I’ve found you’ve got to look back at the old things and see them in a new light.”
— John Coltrane, 1960, Down Beat magazine
In the 1960s, many jazz musicians, such as Ornette Coleman, Sun Ra, Charles Mingus, and Eric Dolphy, expanded the parameters of their music with respect to form, melody, harmony, rhythm, and texture. They broke down traditional techniques and incorporated previously unheard scales, harmonic progressions, and compositional structures. They also brought improvisation to new levels of intensity and complexity, taking greater liberties with respect to the duration, content, and structure of solos, and delving into an unprecedented amount of group improvisation. The resulting music was given many names: free jazz, avant garde, the “new thing.” As the decade ended, however, this style of jazz was largely abandoned in favor of more “psychedelic” electronic sounds and jazz-rock fusion.
Today, many people of a younger generation, musicians and non-musicians alike, are looking for what Michael Bruce McDonald calls “an experience of the sacred” (275). In this search they are rediscovering avant garde jazz for the numinous properties with which it was often consciously imbued by its greatest purveyors, notably Sun Ra (who claimed to hail from the planet Saturn and sought to produce music that corroborated his claim) and John Coltrane (whose fascination with “outer space” themes manifested itself more in mystical and spiritual explorations than in science-fiction fantasies).
Interestingly, one of Coltrane’s favorite vehicles for his combos’ sonic explorations was the Richard Rodgers and Oscar Hammerstein II tune “My Favorite Things” from the musical The Sound of Music.
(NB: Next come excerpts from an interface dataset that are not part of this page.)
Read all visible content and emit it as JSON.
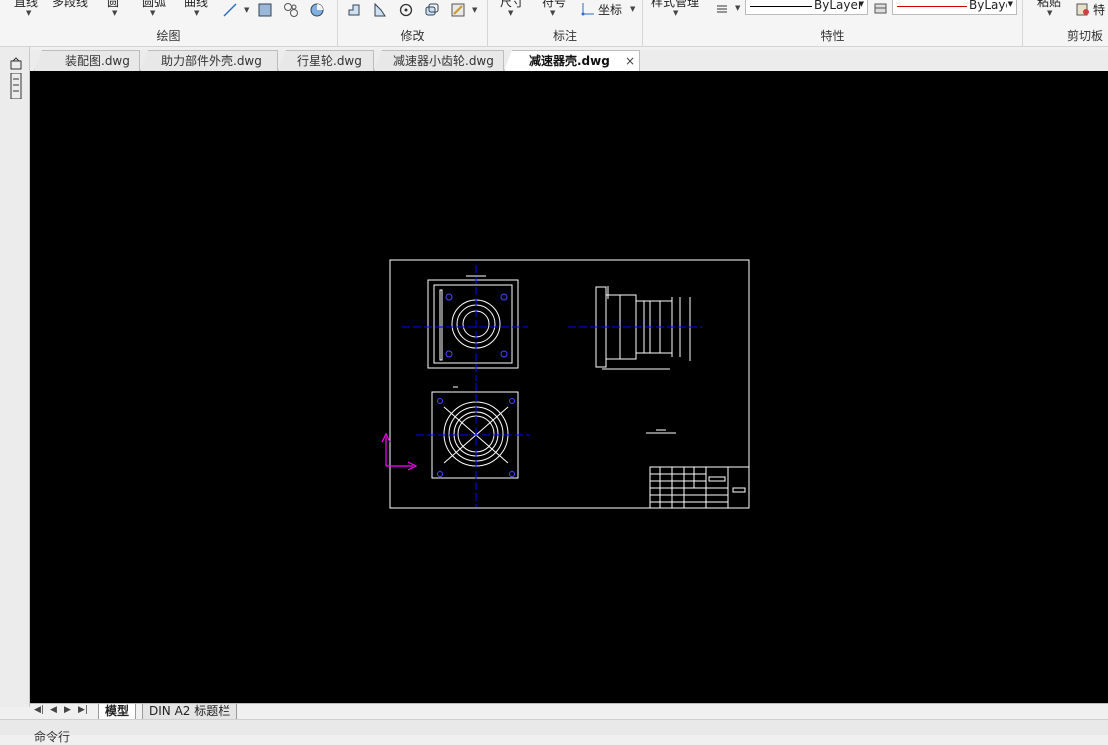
{
  "ribbon": {
    "draw": {
      "title": "绘图",
      "line": "直线",
      "polyline": "多段线",
      "circle": "圆",
      "arc": "圆弧",
      "curve": "曲线"
    },
    "modify": {
      "title": "修改"
    },
    "annotation": {
      "title": "标注",
      "dimension": "尺寸",
      "symbol": "符号",
      "coordinate": "坐标"
    },
    "properties": {
      "title": "特性",
      "style_manager": "样式管理",
      "linetype": "ByLayer",
      "color": "ByLayer"
    },
    "clipboard": {
      "title": "剪切板",
      "paste": "粘贴",
      "special": "特"
    }
  },
  "tabs": [
    {
      "label": "装配图.dwg"
    },
    {
      "label": "助力部件外壳.dwg"
    },
    {
      "label": "行星轮.dwg"
    },
    {
      "label": "减速器小齿轮.dwg"
    },
    {
      "label": "减速器壳.dwg",
      "active": true
    }
  ],
  "tab_close": "×",
  "layout_tabs": [
    {
      "label": "模型",
      "active": true
    },
    {
      "label": "DIN A2 标题栏"
    }
  ],
  "nav_buttons": [
    "◀|",
    "◀",
    "▶",
    "▶|"
  ],
  "command_line": "命令行",
  "colors": {
    "canvas_bg": "#000000",
    "geometry": "#ffffff",
    "centerline": "#0000ff",
    "ucs": "#ff00ff",
    "linetype_red": "#d00000"
  },
  "icons": [
    "line-icon",
    "rectangle-icon",
    "hatch-icon",
    "fill-icon",
    "move-icon",
    "mirror-icon",
    "rotate-icon",
    "copy-icon",
    "edit-icon",
    "layer-icon",
    "paste-icon",
    "properties-icon",
    "ucs-icon"
  ]
}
Coltrane first recorded this piece in 1960 in an innovative interpretation that already sounded radically different from the original, catching Coltrane in the formative stages of his new, modally-based, “avant garde” sound. In the ensuing seven years, until his death in 1967, Coltrane made “My Favorite Things” a regular part of his concert repertoire. At least eighteen of these performances have been released on recording (Cole 228-248). The preponderance of recordings of this single piece, spanning the full development of Coltrane’s work in the avant garde, makes it uniquely suited to careful comparison and analysis, a useful tool for the examination of his stylistic development.
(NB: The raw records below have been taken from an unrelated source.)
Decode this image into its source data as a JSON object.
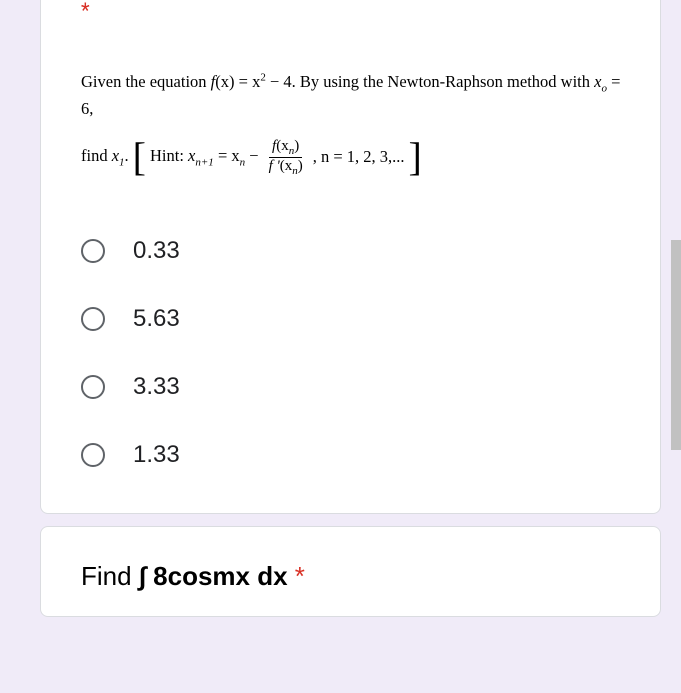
{
  "question1": {
    "required_marker": "*",
    "text_part1": "Given the equation ",
    "text_fx": "f",
    "text_x": "(x)",
    "text_eq": " = x",
    "text_exp": "2",
    "text_minus": " − 4. By using the Newton-Raphson method with ",
    "text_xo": "x",
    "text_xo_sub": "o",
    "text_eq6": " = 6,",
    "hint_find": "find ",
    "hint_x1": "x",
    "hint_x1_sub": "1",
    "hint_dot": ". ",
    "hint_label": "Hint: ",
    "hint_xn1": "x",
    "hint_xn1_sub": "n+1",
    "hint_eq": " = x",
    "hint_xn_sub": "n",
    "hint_minus": " − ",
    "frac_num_f": "f",
    "frac_num_paren": "(x",
    "frac_num_sub": "n",
    "frac_num_close": ")",
    "frac_den_f": "f '",
    "frac_den_paren": "(x",
    "frac_den_sub": "n",
    "frac_den_close": ")",
    "hint_comma": ", n = 1, 2, 3,...",
    "options": [
      "0.33",
      "5.63",
      "3.33",
      "1.33"
    ]
  },
  "question2": {
    "text_find": "Find ",
    "text_integral": "∫ 8cosmx dx",
    "required": " *"
  }
}
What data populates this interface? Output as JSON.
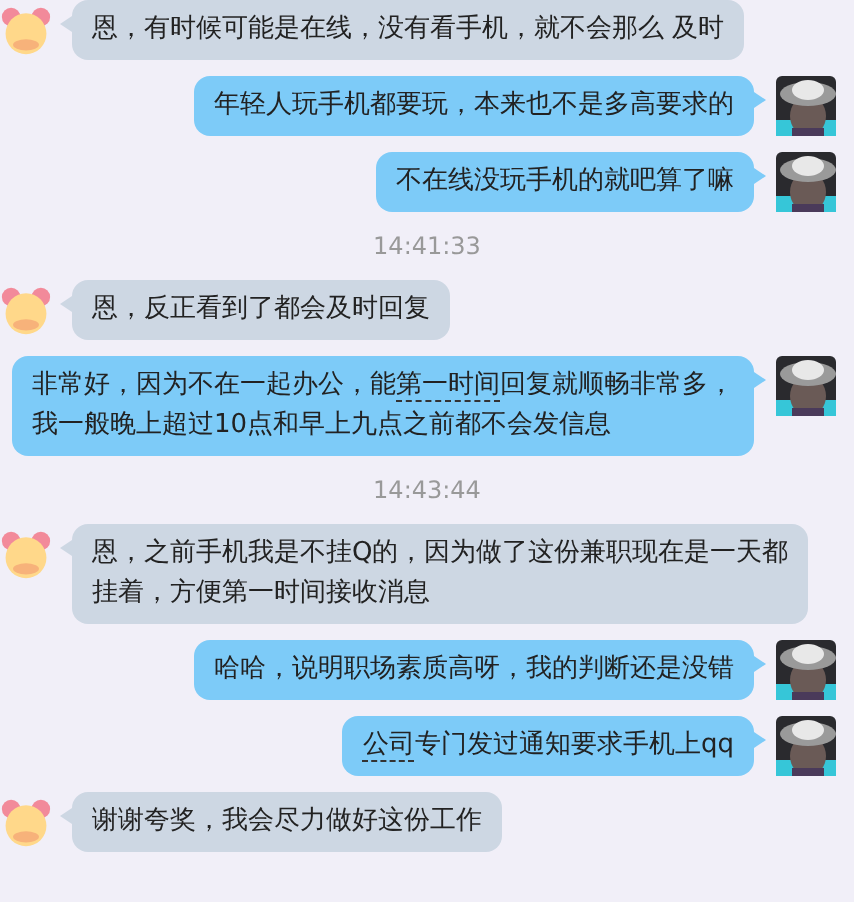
{
  "messages": [
    {
      "kind": "incoming",
      "lines": [
        [
          {
            "text": "恩，有时候可能是在线，没有看手机，就不会那么 及时",
            "underlined": false
          }
        ]
      ]
    },
    {
      "kind": "outgoing",
      "lines": [
        [
          {
            "text": "年轻人玩手机都要玩，本来也不是多高要求的",
            "underlined": false
          }
        ]
      ]
    },
    {
      "kind": "outgoing",
      "lines": [
        [
          {
            "text": "不在线没玩手机的就吧算了嘛",
            "underlined": false
          }
        ]
      ]
    },
    {
      "kind": "time",
      "text": "14:41:33"
    },
    {
      "kind": "incoming",
      "lines": [
        [
          {
            "text": "恩，反正看到了都会及时回复",
            "underlined": false
          }
        ]
      ]
    },
    {
      "kind": "outgoing",
      "lines": [
        [
          {
            "text": "非常好，因为不在一起办公，能",
            "underlined": false
          },
          {
            "text": "第一时间",
            "underlined": true
          },
          {
            "text": "回复就顺畅非常多，",
            "underlined": false
          }
        ],
        [
          {
            "text": "我一般晚上超过10点和早上九点之前都不会发信息",
            "underlined": false
          }
        ]
      ]
    },
    {
      "kind": "time",
      "text": "14:43:44"
    },
    {
      "kind": "incoming",
      "lines": [
        [
          {
            "text": "恩，之前手机我是不挂Q的，因为做了这份兼职现在是一天都",
            "underlined": false
          }
        ],
        [
          {
            "text": "挂着，方便第一时间接收消息",
            "underlined": false
          }
        ]
      ]
    },
    {
      "kind": "outgoing",
      "lines": [
        [
          {
            "text": "哈哈，说明职场素质高呀，我的判断还是没错",
            "underlined": false
          }
        ]
      ]
    },
    {
      "kind": "outgoing",
      "lines": [
        [
          {
            "text": "公司",
            "underlined": true
          },
          {
            "text": "专门发过通知要求手机上qq",
            "underlined": false
          }
        ]
      ]
    },
    {
      "kind": "incoming",
      "lines": [
        [
          {
            "text": "谢谢夸奖，我会尽力做好这份工作",
            "underlined": false
          }
        ]
      ]
    }
  ]
}
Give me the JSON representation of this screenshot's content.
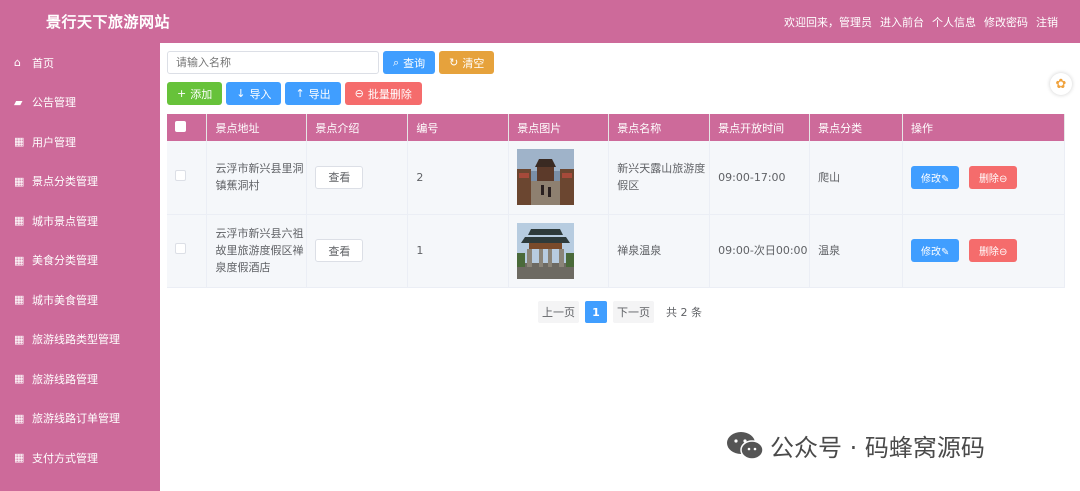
{
  "header": {
    "title": "景行天下旅游网站",
    "welcome": "欢迎回来，管理员",
    "links": [
      "进入前台",
      "个人信息",
      "修改密码",
      "注销"
    ]
  },
  "sidebar": {
    "items": [
      {
        "label": "首页",
        "icon": "home-icon"
      },
      {
        "label": "公告管理",
        "icon": "chat-icon"
      },
      {
        "label": "用户管理",
        "icon": "grid-icon"
      },
      {
        "label": "景点分类管理",
        "icon": "grid-icon"
      },
      {
        "label": "城市景点管理",
        "icon": "grid-icon"
      },
      {
        "label": "美食分类管理",
        "icon": "grid-icon"
      },
      {
        "label": "城市美食管理",
        "icon": "grid-icon"
      },
      {
        "label": "旅游线路类型管理",
        "icon": "grid-icon"
      },
      {
        "label": "旅游线路管理",
        "icon": "grid-icon"
      },
      {
        "label": "旅游线路订单管理",
        "icon": "grid-icon"
      },
      {
        "label": "支付方式管理",
        "icon": "grid-icon"
      }
    ]
  },
  "search": {
    "placeholder": "请输入名称",
    "query_label": "查询",
    "clear_label": "清空"
  },
  "actions": {
    "add": "添加",
    "import": "导入",
    "export": "导出",
    "batch_delete": "批量删除"
  },
  "table": {
    "columns": [
      "景点地址",
      "景点介绍",
      "编号",
      "景点图片",
      "景点名称",
      "景点开放时间",
      "景点分类",
      "操作"
    ],
    "rows": [
      {
        "address": "云浮市新兴县里洞镇蕉洞村",
        "intro": "查看",
        "id": "2",
        "name": "新兴天露山旅游度假区",
        "hours": "09:00-17:00",
        "category": "爬山",
        "edit": "修改",
        "delete": "删除"
      },
      {
        "address": "云浮市新兴县六祖故里旅游度假区禅泉度假酒店",
        "intro": "查看",
        "id": "1",
        "name": "禅泉温泉",
        "hours": "09:00-次日00:00",
        "category": "温泉",
        "edit": "修改",
        "delete": "删除"
      }
    ]
  },
  "pager": {
    "prev": "上一页",
    "current": "1",
    "next": "下一页",
    "total": "共 2 条"
  },
  "watermark": "公众号 · 码蜂窝源码",
  "colors": {
    "theme": "#cd6a9a",
    "primary": "#409eff",
    "success": "#67c23a",
    "warning": "#e6a23c",
    "danger": "#f56c6c"
  }
}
This project will use “My Favorite Things” as just such a tool. Following an introductory exploration of both Coltrane’s musical career prior to 1960 and the “standard” form of “My Favorite Things,” the paper will compare and contrast four of Coltrane’s recordings of the piece: his 1960 studio recording, a more extended performance at the 1963 Newport Jazz Festival, the last recording of the piece by his “classic quartet” at the 1965 Newport Jazz Festival, and a radically evolved 57-minute performance from 1966 in Tokyo by his new quintet. These examinations will reveal the evolution of both Coltrane’s own playing and the dynamics of his group’s interplay. They will also reflect the influence of African, Indian, and Western art music upon Coltrane and the modal and free styles of jazz in the 1960s. Finally, a discussion of the motivations behind Coltrane’s musical “quest” (as characterized by Eric Nisenson) will further illuminate his stylistic development.
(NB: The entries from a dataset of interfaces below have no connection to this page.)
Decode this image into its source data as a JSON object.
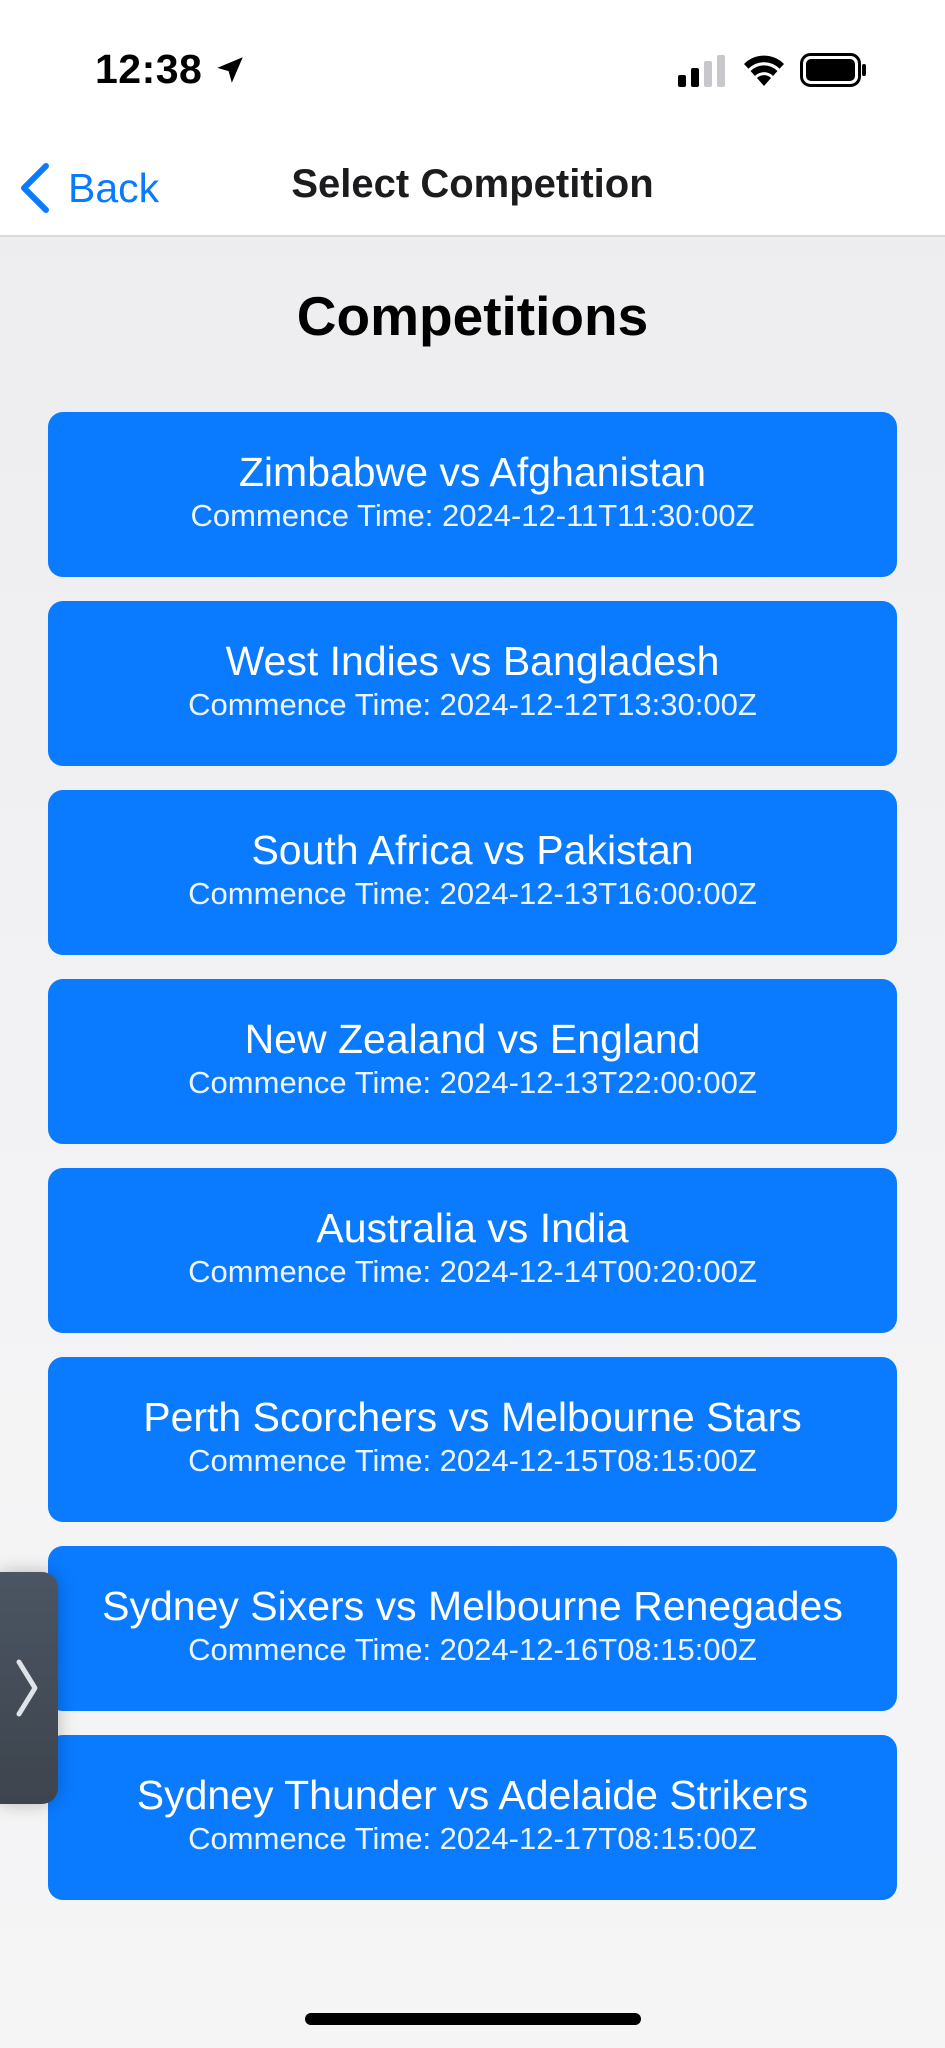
{
  "status_bar": {
    "time": "12:38",
    "icons": [
      "location-arrow-icon",
      "cellular-signal-icon",
      "wifi-icon",
      "battery-icon"
    ]
  },
  "nav": {
    "back_label": "Back",
    "title": "Select Competition"
  },
  "page": {
    "heading": "Competitions"
  },
  "competitions": [
    {
      "title": "Zimbabwe vs Afghanistan",
      "time": "Commence Time: 2024-12-11T11:30:00Z"
    },
    {
      "title": "West Indies vs Bangladesh",
      "time": "Commence Time: 2024-12-12T13:30:00Z"
    },
    {
      "title": "South Africa vs Pakistan",
      "time": "Commence Time: 2024-12-13T16:00:00Z"
    },
    {
      "title": "New Zealand vs England",
      "time": "Commence Time: 2024-12-13T22:00:00Z"
    },
    {
      "title": "Australia vs India",
      "time": "Commence Time: 2024-12-14T00:20:00Z"
    },
    {
      "title": "Perth Scorchers vs Melbourne Stars",
      "time": "Commence Time: 2024-12-15T08:15:00Z"
    },
    {
      "title": "Sydney Sixers vs Melbourne Renegades",
      "time": "Commence Time: 2024-12-16T08:15:00Z"
    },
    {
      "title": "Sydney Thunder vs Adelaide Strikers",
      "time": "Commence Time: 2024-12-17T08:15:00Z"
    }
  ],
  "colors": {
    "accent": "#0a7aff",
    "background": "#f2f2f4",
    "card_text": "#ffffff",
    "side_handle": "#444b55"
  }
}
This was Coltrane’s first recorded performance of “My Favorite Things” and his only studio recording of it. It was made during a time of transition for Coltrane. While under contract with Atlantic Records (1959-1961), he underwent his “sheets of sound” phase, documented most extensively on his 1959 album Giant Steps. Within a year, when the recording of “My Favorite Things” was made, the influence of Miles Davis’ modal explorations (of which Coltrane was a part, chiefly on the Kind of Blue album) was clearly audible in